    You’ve inspired me… thank you! I live in Zone 8, so there’s no reason I shouldn’t have already been doing this stuff. I’m originally from Pennsylvania, so no matter the weather, I don’t start to feel spring until March or April. But the links you got me excited, and I have no excuse not to get started!

  2. Gene

    Hey Amy –
    #1. Read Ben’s blog today! It is about writing and I am 99.44% certain that you will love it.
    #2. Last year I had my intern do some research and come up with a list of companies that principally sell organic/open pollinated/heirloom seeds via the internet. (Most also have print catalogs.) If you think your readers would get some value out of that list, I will be happy to send it to you. Hmmm – how would I do that? Just send it as an attached doc (it is an Excel spreadsheet) to your regular email address.

    1. dramamamafive Post author

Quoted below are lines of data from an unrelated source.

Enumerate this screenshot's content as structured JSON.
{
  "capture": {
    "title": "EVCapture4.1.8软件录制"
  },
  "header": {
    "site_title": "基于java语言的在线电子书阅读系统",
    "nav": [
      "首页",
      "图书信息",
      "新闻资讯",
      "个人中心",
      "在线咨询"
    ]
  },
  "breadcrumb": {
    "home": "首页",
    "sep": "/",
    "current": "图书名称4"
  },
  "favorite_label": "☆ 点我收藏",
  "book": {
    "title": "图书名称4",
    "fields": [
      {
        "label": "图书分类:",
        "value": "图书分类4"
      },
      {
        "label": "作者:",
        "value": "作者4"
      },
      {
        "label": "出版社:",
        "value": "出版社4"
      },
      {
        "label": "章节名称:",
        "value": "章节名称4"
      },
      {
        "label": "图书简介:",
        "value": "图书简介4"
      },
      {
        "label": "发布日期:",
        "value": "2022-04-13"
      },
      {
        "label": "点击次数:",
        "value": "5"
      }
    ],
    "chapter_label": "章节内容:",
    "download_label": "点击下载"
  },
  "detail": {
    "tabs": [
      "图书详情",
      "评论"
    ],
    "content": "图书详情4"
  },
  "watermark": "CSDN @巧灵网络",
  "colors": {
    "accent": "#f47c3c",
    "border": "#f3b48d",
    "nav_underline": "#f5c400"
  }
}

      Gene, you are a friend nonesuch. #1. I always love Ben’s blog, but I will make a special effort to skedaddle over there and read it today. 99.44%, eh? I wonder if you couldn’t be a bit more precise. πŸ˜‰ #2. THank you thank you, thank you! *smooch* I got the list and will try to figure out some way to share it with my readers. And thank you, in advance, from them, too!

  3. Alana(@RamblinGarden)

    This post was so timely – the renewal notice for our community garden plot came in the mail today. I second your seed catalog selection. (I’d like to see Gene’s list, too) And, happy your ginger experiment worked. We were successful in year #2 of growing ginger in upstate New York – I just forgot to blog about it.

  4. Snarky Momma With

    Amy, I enjoyed reading your post even though I am the last person you would want near your garden. I have the blackest thumb around. I once killed an air fern. My latest attempt at gardening it still alive only because the only contact I have with it was purchasing the plant our local store and putting in the window and asking my husband to take over from there. We now have two herbs struggling to survive through the winter sun. It has been three months so I am fairly proud that my very presence did not kill them. Good posting.

    Snarky Momma With

    1. dramamamafive Post author

      It’s a mental health exercise for me, Dora: or maybe I’m just shutting out reality (below-zero windchills, frozen ground, wicked wind whipping around the house:brrrrr!!). I’m a Reality-Shutter-Outer.

  5. Hilary De Freitas

    You know I’ve never really done any gardening before, and I live in the Caribbean!!!! Maybe I should start. I know lots of these suggestions are for those in those in the temperate climates but just reading this article made me wonder, why am I NOT gardening a little more. Thanks for the inspiration.

  6. Sophie Bowns

    Hey Amy!
    I do believe that I haven’t commented on your blog for a while, so HELLO and Happy New Year!
    I love your hoop house beds. They look really artistic. Your garden will flourish come Spring time, I cannot wait to see your pictures!

  7. Mel Burg

    Tell me more about blueberries!!! I grew up in Wisconsin and loved growing (and eating) them. Now I am living in south eastern South Dakota, and I’m told it is impossible because of soil pH. Do you have this problem in NE? How did you get around it?

Leave a Reply

Your email address will not be published. Required fields are marked *

This site uses Akismet to reduce spam. Learn how your comment data is processed.